New York

Robert Zakanych

Cunningham Ward Gallery

Robert Zakanych’s paintings at Cunningham Ward are about normal size in current terms, meaning large but not that large, and they look something like unfinished wallpaper. The canvases are divided into large regular grids which don’t fit the paintings evenly but are, in a sense, cropped, and within or overlaid on the grids are regularly repeated patterns such as cloverleafs, circles, and uniform stacked wavy bands. In all four of the paintings the center portions are finished, at least comparatively, in that the patterns have been completely filled in, covering the white canvas; the areas moving away from center are progressively less finished in, exposing traces of canvas until eventually at the edges, just canvas and drawing. In the finished central areas, the colors are extremely close in value and intensity, and individual colors and shapes are difficult to distinguish. In a sense, these colors and shapes become clearer as the painting more or less disintegrates into rougher handling or virtually no handling at all at the edges. The paintings, by being in various stages of completion at one time, suggest Process art. There doesn’t seem to be much point in pursuing a Process notion too far, however, for Zakanych’s concerns seem more realistically to be those shared by other current abstract painters trying to figure out what to do on a canvas (witness the Whitney Biennial). This element of process, of progressive unfinishedness seems more Zakanych’s personal deviation by which he is, with some difficulty, identifiable.

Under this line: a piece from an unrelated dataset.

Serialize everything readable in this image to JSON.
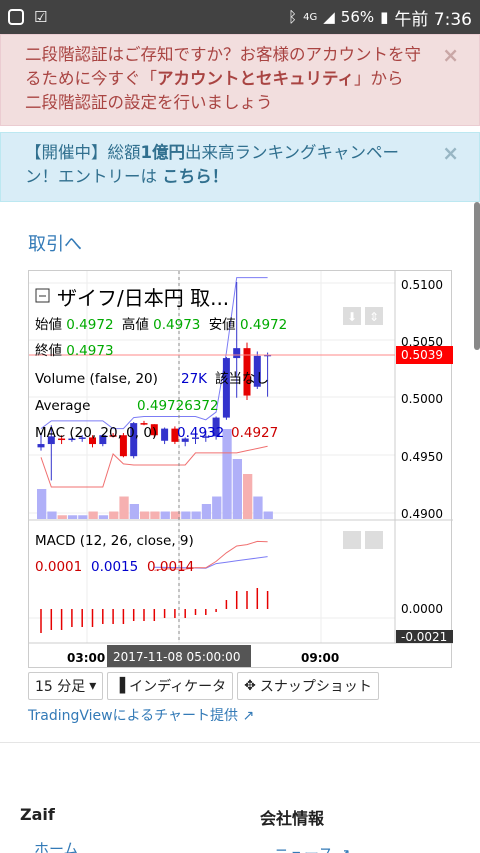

The repetitive patterns and combined finishedness and unfinishedness, as well as the dryness of the color and the brushwork are a pleasant respite from so much glitter and globs of paint one sees all over the place, and these are handsome paintings if not particularly noteworthy. It is perhaps only my romantic perversity which makes me wish impatience and laziness could be inferred from these paintings, that the artist could not quite bring himself to finish them; but such an inference is, of course, irrelevant to the paintings and, perhaps, sacrilegious.

––Bruce Boice